__Exercise instructions__. Print all the records below, word for word and in full.
--- Extracted material ---
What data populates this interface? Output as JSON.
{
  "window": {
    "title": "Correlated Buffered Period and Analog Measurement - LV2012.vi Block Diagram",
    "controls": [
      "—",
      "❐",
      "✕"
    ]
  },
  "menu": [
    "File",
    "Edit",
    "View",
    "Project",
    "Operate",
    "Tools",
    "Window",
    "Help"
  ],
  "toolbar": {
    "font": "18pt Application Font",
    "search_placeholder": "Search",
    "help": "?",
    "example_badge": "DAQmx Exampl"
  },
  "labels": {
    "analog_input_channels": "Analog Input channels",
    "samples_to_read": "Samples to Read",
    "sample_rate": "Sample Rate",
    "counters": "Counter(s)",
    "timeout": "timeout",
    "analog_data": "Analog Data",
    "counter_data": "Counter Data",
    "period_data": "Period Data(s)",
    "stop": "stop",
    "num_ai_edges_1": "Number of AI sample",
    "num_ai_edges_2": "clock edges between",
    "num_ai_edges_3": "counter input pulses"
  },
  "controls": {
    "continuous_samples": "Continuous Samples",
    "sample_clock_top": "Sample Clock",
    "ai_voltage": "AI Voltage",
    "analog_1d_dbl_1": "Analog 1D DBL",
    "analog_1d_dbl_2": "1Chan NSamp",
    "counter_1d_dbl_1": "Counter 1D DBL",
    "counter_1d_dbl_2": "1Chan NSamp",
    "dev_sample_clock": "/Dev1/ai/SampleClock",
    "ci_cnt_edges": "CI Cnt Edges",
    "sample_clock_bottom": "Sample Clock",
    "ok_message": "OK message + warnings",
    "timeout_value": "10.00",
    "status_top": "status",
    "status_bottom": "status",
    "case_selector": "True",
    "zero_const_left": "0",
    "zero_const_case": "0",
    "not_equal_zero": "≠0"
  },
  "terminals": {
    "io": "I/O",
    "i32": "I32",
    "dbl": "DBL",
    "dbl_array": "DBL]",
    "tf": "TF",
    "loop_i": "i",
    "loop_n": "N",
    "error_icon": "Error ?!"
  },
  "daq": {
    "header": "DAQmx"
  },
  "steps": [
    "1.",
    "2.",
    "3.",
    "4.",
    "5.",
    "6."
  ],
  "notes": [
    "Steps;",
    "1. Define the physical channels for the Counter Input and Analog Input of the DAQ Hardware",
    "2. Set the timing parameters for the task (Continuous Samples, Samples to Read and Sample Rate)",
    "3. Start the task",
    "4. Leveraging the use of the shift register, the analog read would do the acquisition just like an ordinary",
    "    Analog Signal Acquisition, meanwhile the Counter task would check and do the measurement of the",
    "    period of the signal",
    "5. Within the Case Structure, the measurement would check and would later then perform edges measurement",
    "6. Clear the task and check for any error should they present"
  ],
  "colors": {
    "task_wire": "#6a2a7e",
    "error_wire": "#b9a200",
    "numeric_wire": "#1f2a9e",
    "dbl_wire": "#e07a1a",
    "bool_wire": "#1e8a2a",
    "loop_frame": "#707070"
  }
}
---
__Answer section__.
What data populates this interface? Output as JSON.
{
  "window": {
    "title": "Correlated Buffered Period and Analog Measurement - LV2012.vi Block Diagram",
    "controls": [
      "—",
      "❐",
      "✕"
    ]
  },
  "menu": [
    "File",
    "Edit",
    "View",
    "Project",
    "Operate",
    "Tools",
    "Window",
    "Help"
  ],
  "toolbar": {
    "font": "18pt Application Font",
    "search_placeholder": "Search",
    "help": "?",
    "example_badge": "DAQmx Exampl"
  },
  "labels": {
    "analog_input_channels": "Analog Input channels",
    "samples_to_read": "Samples to Read",
    "sample_rate": "Sample Rate",
    "counters": "Counter(s)",
    "timeout": "timeout",
    "analog_data": "Analog Data",
    "counter_data": "Counter Data",
    "period_data": "Period Data(s)",
    "stop": "stop",
    "num_ai_edges_1": "Number of AI sample",
    "num_ai_edges_2": "clock edges between",
    "num_ai_edges_3": "counter input pulses"
  },
  "controls": {
    "continuous_samples": "Continuous Samples",
    "sample_clock_top": "Sample Clock",
    "ai_voltage": "AI Voltage",
    "analog_1d_dbl_1": "Analog 1D DBL",
    "analog_1d_dbl_2": "1Chan NSamp",
    "counter_1d_dbl_1": "Counter 1D DBL",
    "counter_1d_dbl_2": "1Chan NSamp",
    "dev_sample_clock": "/Dev1/ai/SampleClock",
    "ci_cnt_edges": "CI Cnt Edges",
    "sample_clock_bottom": "Sample Clock",
    "ok_message": "OK message + warnings",
    "timeout_value": "10.00",
    "status_top": "status",
    "status_bottom": "status",
    "case_selector": "True",
    "zero_const_left": "0",
    "zero_const_case": "0",
    "not_equal_zero": "≠0"
  },
  "terminals": {
    "io": "I/O",
    "i32": "I32",
    "dbl": "DBL",
    "dbl_array": "DBL]",
    "tf": "TF",
    "loop_i": "i",
    "loop_n": "N",
    "error_icon": "Error ?!"
  },
  "daq": {
    "header": "DAQmx"
  },
  "steps": [
    "1.",
    "2.",
    "3.",
    "4.",
    "5.",
    "6."
  ],
  "notes": [
    "Steps;",
    "1. Define the physical channels for the Counter Input and Analog Input of the DAQ Hardware",
    "2. Set the timing parameters for the task (Continuous Samples, Samples to Read and Sample Rate)",
    "3. Start the task",
    "4. Leveraging the use of the shift register, the analog read would do the acquisition just like an ordinary",
    "    Analog Signal Acquisition, meanwhile the Counter task would check and do the measurement of the",
    "    period of the signal",
    "5. Within the Case Structure, the measurement would check and would later then perform edges measurement",
    "6. Clear the task and check for any error should they present"
  ],
  "colors": {
    "task_wire": "#6a2a7e",
    "error_wire": "#b9a200",
    "numeric_wire": "#1f2a9e",
    "dbl_wire": "#e07a1a",
    "bool_wire": "#1e8a2a",
    "loop_frame": "#707070"
  }
}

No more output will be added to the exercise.